# EXERCISE DETAILS:
Below is a block of records; reproduce all of them exactly and leave out any pictures.

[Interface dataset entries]

--- --- ---

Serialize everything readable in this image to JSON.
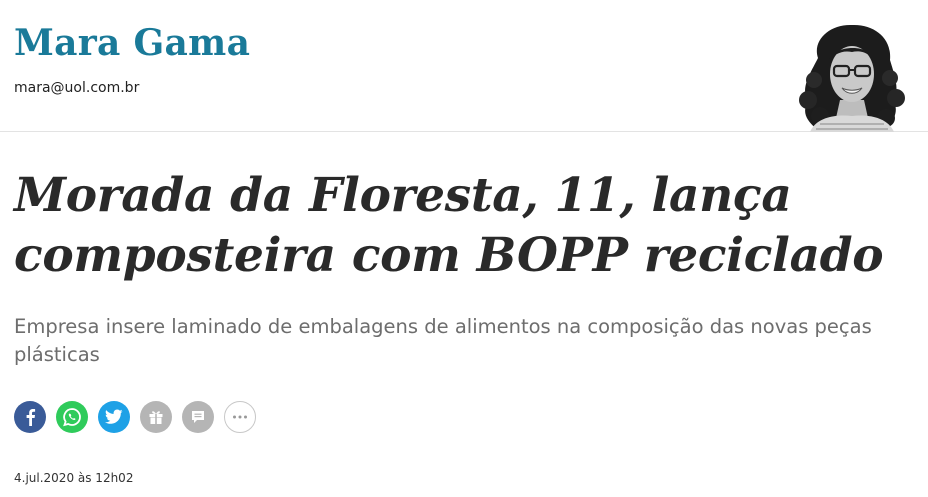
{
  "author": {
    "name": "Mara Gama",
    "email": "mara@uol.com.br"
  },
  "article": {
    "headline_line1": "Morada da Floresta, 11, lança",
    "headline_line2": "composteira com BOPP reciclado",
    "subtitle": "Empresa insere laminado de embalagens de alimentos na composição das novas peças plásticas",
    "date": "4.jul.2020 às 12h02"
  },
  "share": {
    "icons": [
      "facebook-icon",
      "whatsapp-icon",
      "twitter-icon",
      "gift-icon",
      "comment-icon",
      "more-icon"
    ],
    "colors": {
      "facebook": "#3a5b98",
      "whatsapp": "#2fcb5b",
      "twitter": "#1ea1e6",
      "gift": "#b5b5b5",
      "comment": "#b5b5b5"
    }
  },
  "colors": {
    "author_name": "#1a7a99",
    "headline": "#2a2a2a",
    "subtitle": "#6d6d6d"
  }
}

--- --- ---

# EXERCISE RESULT:
Serialize everything readable in this image to JSON.
{
  "author": {
    "name": "Mara Gama",
    "email": "mara@uol.com.br"
  },
  "article": {
    "headline_line1": "Morada da Floresta, 11, lança",
    "headline_line2": "composteira com BOPP reciclado",
    "subtitle": "Empresa insere laminado de embalagens de alimentos na composição das novas peças plásticas",
    "date": "4.jul.2020 às 12h02"
  },
  "share": {
    "icons": [
      "facebook-icon",
      "whatsapp-icon",
      "twitter-icon",
      "gift-icon",
      "comment-icon",
      "more-icon"
    ],
    "colors": {
      "facebook": "#3a5b98",
      "whatsapp": "#2fcb5b",
      "twitter": "#1ea1e6",
      "gift": "#b5b5b5",
      "comment": "#b5b5b5"
    }
  },
  "colors": {
    "author_name": "#1a7a99",
    "headline": "#2a2a2a",
    "subtitle": "#6d6d6d"
  }
}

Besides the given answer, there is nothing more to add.